- SEC’s Dodd-Frank Disclosure Rule Vacated by Federal Court in Washington, D.C.
- July 11, 2013
- Law Firm: Holland Hart LLP - Denver Office
Last week in Washington, D.C., U.S. District Court Judge John D. Bates vacated the Securities and Exchange Commission's ("SEC") Rule implementing Section 1504 of the Dodd Frank Wall Street Reform and Consumer Protection Act ("Dodd Frank"). Section 1504 requires oil, gas, and mining companies to report payments made to foreign governments in connection with the commercial development of oil, natural gas, or minerals. Judge Bates, in a detailed 30-page opinion, found that the SEC had acted arbitrarily and capriciously when it promulgated certain aspects of the "Disclosure of Payments by Resource Extraction Issuers" Rule implementing Section 1504. Though his ruling focused on two specific issues, Judge Bates vacated the entire rule and remanded the matter to the SEC for further action, thereby suspending implementation of the rule.
The Bates Stamp of Disapproval: Understanding the Lawsuit and the Ruling
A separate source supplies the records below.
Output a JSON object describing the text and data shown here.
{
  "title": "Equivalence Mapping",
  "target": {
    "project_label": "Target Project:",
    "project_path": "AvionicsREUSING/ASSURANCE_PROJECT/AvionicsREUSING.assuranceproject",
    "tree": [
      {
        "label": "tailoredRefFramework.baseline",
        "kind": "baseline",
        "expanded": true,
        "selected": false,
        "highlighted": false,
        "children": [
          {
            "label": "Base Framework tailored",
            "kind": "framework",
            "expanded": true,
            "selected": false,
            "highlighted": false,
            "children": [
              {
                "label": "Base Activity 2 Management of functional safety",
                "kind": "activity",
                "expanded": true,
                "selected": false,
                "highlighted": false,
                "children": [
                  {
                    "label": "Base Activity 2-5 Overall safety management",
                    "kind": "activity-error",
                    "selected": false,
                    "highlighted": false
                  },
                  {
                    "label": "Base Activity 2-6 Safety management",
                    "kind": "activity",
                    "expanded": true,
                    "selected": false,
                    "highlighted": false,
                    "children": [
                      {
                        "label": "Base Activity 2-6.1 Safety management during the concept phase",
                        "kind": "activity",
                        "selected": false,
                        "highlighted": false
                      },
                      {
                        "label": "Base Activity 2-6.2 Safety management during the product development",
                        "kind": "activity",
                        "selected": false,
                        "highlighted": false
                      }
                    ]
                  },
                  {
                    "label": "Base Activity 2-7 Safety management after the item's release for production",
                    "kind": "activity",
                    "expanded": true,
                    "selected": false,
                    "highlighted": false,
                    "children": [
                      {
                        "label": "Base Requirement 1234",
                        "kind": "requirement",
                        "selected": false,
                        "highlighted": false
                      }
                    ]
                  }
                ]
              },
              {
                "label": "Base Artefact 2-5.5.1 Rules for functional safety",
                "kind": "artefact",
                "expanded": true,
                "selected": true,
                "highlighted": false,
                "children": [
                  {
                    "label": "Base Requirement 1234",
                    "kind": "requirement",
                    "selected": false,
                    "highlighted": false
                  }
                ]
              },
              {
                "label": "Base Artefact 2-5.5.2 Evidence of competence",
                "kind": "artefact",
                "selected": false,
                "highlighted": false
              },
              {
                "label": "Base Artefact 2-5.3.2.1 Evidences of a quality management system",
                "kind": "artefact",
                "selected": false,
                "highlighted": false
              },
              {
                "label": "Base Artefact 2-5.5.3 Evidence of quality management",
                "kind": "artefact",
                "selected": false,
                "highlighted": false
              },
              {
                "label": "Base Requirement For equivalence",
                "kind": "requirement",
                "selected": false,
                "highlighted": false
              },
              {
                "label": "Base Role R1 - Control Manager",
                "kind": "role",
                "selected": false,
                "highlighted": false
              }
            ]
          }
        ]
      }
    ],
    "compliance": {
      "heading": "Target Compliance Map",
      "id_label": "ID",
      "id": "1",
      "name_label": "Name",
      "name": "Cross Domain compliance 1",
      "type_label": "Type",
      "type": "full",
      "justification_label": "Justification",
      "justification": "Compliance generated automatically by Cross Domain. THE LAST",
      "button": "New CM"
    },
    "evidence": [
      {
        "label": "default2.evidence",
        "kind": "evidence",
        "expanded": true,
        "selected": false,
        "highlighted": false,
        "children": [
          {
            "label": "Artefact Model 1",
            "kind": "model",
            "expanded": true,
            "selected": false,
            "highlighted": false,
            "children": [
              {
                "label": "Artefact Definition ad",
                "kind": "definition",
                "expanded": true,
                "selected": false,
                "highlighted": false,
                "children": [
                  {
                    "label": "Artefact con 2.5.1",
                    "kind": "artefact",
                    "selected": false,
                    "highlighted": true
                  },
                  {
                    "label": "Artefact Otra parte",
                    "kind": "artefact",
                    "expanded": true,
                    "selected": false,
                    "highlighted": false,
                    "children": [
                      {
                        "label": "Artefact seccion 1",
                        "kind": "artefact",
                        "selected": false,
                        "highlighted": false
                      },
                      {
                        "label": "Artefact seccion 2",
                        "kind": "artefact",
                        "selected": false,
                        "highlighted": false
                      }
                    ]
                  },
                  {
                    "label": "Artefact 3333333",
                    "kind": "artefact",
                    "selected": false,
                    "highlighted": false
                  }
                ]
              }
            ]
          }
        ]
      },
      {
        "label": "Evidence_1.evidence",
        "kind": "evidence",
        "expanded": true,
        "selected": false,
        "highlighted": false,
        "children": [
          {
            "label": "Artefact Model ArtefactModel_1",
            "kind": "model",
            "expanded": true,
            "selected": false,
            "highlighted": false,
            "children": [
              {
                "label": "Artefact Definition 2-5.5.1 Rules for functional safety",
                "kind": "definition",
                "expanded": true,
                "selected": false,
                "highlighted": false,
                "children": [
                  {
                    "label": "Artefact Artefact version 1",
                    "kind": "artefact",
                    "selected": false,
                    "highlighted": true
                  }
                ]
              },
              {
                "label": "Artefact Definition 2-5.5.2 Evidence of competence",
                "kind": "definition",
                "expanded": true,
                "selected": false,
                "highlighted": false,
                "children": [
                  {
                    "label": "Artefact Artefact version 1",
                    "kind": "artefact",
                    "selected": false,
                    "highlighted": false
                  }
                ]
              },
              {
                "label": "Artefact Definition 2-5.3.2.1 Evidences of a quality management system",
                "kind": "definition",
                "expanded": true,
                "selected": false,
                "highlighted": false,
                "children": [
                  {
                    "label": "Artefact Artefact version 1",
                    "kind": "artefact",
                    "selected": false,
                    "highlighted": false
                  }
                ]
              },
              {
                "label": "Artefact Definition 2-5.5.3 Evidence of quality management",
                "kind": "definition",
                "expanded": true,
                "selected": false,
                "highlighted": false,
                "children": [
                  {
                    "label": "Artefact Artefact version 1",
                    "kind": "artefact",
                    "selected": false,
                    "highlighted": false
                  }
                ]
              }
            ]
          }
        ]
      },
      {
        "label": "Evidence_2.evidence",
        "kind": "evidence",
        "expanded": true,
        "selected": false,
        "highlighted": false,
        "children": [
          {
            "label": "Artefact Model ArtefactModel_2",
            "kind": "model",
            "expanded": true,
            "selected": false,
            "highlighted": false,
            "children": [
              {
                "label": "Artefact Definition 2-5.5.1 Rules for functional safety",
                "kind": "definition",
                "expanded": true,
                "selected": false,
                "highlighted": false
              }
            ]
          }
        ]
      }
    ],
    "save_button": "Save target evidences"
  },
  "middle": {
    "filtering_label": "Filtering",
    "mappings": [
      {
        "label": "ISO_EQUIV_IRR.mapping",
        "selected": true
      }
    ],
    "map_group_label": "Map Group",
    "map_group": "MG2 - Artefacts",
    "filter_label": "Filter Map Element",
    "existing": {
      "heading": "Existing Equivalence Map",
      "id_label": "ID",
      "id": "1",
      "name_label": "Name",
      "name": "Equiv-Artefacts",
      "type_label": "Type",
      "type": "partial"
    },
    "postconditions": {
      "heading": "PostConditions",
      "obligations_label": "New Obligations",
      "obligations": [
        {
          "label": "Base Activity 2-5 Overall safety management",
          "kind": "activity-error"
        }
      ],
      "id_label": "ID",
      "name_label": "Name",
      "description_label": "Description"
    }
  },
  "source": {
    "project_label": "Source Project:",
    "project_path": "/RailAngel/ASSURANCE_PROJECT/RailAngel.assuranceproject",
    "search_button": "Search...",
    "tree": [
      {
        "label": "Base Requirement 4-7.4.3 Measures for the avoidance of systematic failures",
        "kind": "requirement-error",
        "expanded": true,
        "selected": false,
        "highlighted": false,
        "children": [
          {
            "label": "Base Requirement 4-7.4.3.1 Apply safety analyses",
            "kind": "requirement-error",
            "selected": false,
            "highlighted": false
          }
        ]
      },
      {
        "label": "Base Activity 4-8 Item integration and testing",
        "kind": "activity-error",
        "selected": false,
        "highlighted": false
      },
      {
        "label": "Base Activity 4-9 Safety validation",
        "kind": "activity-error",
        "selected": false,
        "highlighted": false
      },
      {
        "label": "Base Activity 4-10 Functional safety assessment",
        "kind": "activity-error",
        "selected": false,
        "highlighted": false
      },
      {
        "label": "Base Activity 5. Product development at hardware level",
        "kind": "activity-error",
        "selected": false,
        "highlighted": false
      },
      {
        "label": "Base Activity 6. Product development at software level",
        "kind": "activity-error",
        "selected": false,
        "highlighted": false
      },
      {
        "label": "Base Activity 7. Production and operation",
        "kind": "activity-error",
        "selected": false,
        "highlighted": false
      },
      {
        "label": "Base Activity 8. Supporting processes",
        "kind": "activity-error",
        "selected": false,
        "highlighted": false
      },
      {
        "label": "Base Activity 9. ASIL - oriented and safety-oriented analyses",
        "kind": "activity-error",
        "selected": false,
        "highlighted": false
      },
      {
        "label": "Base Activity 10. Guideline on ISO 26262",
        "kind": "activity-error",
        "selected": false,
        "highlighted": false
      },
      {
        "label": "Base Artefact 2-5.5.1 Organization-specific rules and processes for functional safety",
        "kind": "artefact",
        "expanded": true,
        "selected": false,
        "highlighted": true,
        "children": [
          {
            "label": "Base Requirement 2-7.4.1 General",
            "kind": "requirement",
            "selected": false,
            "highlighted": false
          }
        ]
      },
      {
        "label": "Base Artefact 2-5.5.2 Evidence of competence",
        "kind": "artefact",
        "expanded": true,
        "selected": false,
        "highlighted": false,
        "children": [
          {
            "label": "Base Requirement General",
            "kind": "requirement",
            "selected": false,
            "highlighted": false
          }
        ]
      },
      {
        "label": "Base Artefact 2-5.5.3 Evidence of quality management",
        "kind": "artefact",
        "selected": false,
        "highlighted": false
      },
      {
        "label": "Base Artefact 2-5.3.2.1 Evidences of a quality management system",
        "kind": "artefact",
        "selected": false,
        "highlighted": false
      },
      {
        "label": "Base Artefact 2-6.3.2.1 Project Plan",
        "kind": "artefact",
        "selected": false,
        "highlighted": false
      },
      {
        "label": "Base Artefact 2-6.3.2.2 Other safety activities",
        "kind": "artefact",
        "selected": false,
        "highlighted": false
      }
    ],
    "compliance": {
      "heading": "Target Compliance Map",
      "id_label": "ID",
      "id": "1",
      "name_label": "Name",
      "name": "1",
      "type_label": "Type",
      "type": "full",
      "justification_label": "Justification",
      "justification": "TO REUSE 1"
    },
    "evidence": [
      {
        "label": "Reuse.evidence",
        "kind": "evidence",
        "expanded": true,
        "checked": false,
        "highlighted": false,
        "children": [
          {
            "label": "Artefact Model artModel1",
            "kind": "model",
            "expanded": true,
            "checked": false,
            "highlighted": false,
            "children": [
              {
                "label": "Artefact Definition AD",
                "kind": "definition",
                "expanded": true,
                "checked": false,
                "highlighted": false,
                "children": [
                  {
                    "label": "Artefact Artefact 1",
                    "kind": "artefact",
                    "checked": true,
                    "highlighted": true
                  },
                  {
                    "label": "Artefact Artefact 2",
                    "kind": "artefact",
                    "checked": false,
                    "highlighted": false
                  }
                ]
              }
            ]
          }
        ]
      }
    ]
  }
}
Section 1504 of Dodd Frank directed the SEC to issue a rule requiring each "resource extraction issuer" or public oil, gas, or mining company to include in an annual report to the SEC information relating to any payment made to a foreign government or the U.S. government "for the purpose of the commercial development of oil, natural gas, or minerals." 15 U.S.C § 78m(q). In September 2012, the SEC adopted the disclosure rule by a 2-1 vote. The SEC rule required not only disclosure of payments to the SEC, but also mandated public disclosure, even when such reporting conflicted with or was prohibited by foreign law. The SEC found that the rule would cost U.S. public companies approximately $1 billion for initial compliance and would impose an ongoing cost of compliance of between $200 million and $400 million. These estimated costs do not include potential additional billions of dollars in costs to companies because of - among other things - business disruptions in connection with the Section 1504 disclosure requirements.
The American Petroleum Institute (API), the Chamber of Commerce of the United States, and others challenged the rule, alleging, among other things, that the rule (and the statute) compelled speech in violation of the First Amendment of the Constitution, and that the SEC acted arbitrarily and capriciously in violation of the Administrative Procedure Act and the Securities Exchange Act of 1934. On July 2, Judge Bates granted summary judgment in favor of plaintiffs. Avoiding the constitutional question, the court ruled (1) that the SEC misread the Dodd Frank Act to mandate public disclosure of the required reports, and (2) that the SEC's decision to deny any exemption where the reporting obligation conflicted with foreign law in the host nation was arbitrary and capricious given the SEC's limited explanation of its decision and lack of "reasoned decisionmaking."
On the public reporting issue, Judge Bates rejected entirely the SEC's reading of Dodd Frank and found that the Act does not require public filing of each company's reports. Judge Bates was unpersuaded by the SEC's contention that the language and intention of Dodd Frank compel public reporting. He observed that while Congress used the term "public" in other sections of Dodd Frank, it did not use the term "public" Section 1504. Further, Judge Bates reasoned, the term "report" does not always mean public reporting.
With regard to conflicts between Dodd Frank disclosure requirements and foreign law, Judge Bates noted that the SEC itself had found warranted concerns that the Rule could add billions of dollars of costs to affected public companies. Yet the SEC failed to undertake any specific analysis of such costs and burdens, and failed to engage in sufficiently "reasoned decisionmaking" in refusing to create a reporting exemption. Accordingly, Judge Bates found that the SEC had "abdicated its statutory responsibility to investors," and that the SEC's "decision to deny any exemption was, given the limited explanation provided, arbitrary and capricious."
Identifying the SEC's Reset Button: the Relationship Between Section 1504 and EITI
In his opinion, Judge Bates suggested a path forward for the SEC to implement Section 1504 of the Dodd Frank Act. Judge Bates noted in his opinion that key oil, gas, and mining companies had acted to institute a voluntary international initiative - the Extractive Industries Transparency Initiative (EITI) - to disclose payments by extractive industry companies to governments. Under the EITI, governments combine with civil society and industry groups to set and carry out an established protocol for reporting payments, thereby achieving greater transparency while honoring foreign law and protecting established contracts and confidential commercial information.
Judge Bates wrote that the SEC "noted throughout the Rule that it will burden competition and harm investors, but viewed itself as powerless to address that harm" because of its mistaken narrow interpretation of its discretion under Dodd Frank. With the benefit of the court's ruling, Judge Bates observed, the SEC "may well strike a different balance." More specifically, Judge Bates commented that in light of the SEC's stated intention to follow the EITI approach and that the Dodd Frank Act reporting requirement "deviates from the EITI less than the Commission assumed," the SEC "may materially alter the Rule in light of flexibility it did not know it had."